(Saved entries)

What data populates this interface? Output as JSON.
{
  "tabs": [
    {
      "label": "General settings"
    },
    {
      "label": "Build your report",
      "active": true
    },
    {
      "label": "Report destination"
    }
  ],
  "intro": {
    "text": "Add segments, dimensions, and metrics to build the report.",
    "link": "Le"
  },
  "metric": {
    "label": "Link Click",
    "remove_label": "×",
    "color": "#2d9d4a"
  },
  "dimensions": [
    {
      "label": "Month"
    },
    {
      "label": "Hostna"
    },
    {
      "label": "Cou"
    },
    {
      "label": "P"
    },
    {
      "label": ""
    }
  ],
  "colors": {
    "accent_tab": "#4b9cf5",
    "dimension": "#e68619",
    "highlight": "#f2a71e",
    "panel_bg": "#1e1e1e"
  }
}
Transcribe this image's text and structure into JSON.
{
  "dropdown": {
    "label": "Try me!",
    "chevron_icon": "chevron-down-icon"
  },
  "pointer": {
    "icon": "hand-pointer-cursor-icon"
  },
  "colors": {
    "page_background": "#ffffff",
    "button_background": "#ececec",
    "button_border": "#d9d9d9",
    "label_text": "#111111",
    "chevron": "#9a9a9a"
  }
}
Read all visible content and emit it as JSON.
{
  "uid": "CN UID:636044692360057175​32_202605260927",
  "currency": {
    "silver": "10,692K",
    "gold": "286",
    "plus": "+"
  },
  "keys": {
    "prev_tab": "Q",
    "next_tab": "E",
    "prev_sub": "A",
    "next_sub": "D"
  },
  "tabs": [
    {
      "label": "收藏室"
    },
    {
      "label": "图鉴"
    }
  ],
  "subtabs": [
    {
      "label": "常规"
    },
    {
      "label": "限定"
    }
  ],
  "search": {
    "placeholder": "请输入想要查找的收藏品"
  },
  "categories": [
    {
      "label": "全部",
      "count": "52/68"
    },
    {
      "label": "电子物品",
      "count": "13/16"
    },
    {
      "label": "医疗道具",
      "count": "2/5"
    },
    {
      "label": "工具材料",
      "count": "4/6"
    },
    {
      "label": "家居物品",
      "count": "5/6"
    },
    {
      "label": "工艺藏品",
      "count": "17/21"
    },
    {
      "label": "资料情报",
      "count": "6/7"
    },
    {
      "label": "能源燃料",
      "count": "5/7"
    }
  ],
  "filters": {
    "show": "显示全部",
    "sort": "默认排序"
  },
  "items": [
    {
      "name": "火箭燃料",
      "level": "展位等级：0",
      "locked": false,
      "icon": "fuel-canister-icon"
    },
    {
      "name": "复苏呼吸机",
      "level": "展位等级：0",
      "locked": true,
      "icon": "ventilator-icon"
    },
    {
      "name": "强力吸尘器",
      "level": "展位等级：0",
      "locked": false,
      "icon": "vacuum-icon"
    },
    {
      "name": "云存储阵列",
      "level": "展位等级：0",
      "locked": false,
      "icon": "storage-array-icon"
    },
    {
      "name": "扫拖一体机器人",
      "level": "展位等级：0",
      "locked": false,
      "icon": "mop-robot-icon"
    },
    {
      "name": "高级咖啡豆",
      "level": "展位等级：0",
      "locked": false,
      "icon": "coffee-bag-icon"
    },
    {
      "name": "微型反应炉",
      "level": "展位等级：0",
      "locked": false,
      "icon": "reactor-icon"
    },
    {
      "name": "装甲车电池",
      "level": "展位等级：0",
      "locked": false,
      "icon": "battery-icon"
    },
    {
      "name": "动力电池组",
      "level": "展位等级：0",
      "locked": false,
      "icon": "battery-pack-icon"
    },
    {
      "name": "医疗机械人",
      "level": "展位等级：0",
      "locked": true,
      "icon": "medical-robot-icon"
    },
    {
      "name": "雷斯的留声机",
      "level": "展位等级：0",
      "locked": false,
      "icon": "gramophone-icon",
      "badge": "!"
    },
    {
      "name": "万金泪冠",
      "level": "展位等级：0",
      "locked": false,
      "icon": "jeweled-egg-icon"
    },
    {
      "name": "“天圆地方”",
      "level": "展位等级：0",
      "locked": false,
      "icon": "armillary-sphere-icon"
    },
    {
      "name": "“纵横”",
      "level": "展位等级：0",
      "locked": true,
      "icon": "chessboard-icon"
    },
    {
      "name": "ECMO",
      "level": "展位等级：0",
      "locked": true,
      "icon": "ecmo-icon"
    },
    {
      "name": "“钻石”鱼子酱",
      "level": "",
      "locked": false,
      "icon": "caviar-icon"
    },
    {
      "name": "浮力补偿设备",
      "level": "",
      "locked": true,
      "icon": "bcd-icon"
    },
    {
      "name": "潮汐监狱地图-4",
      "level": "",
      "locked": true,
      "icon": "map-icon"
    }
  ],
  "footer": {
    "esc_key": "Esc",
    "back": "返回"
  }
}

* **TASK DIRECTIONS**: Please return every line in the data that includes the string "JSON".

* **RESPONSE TO THE EXERCISE**:
What data populates this interface? Output as JSON.
Transcribe this image's text and structure into JSON.
Read all visible content and emit it as JSON.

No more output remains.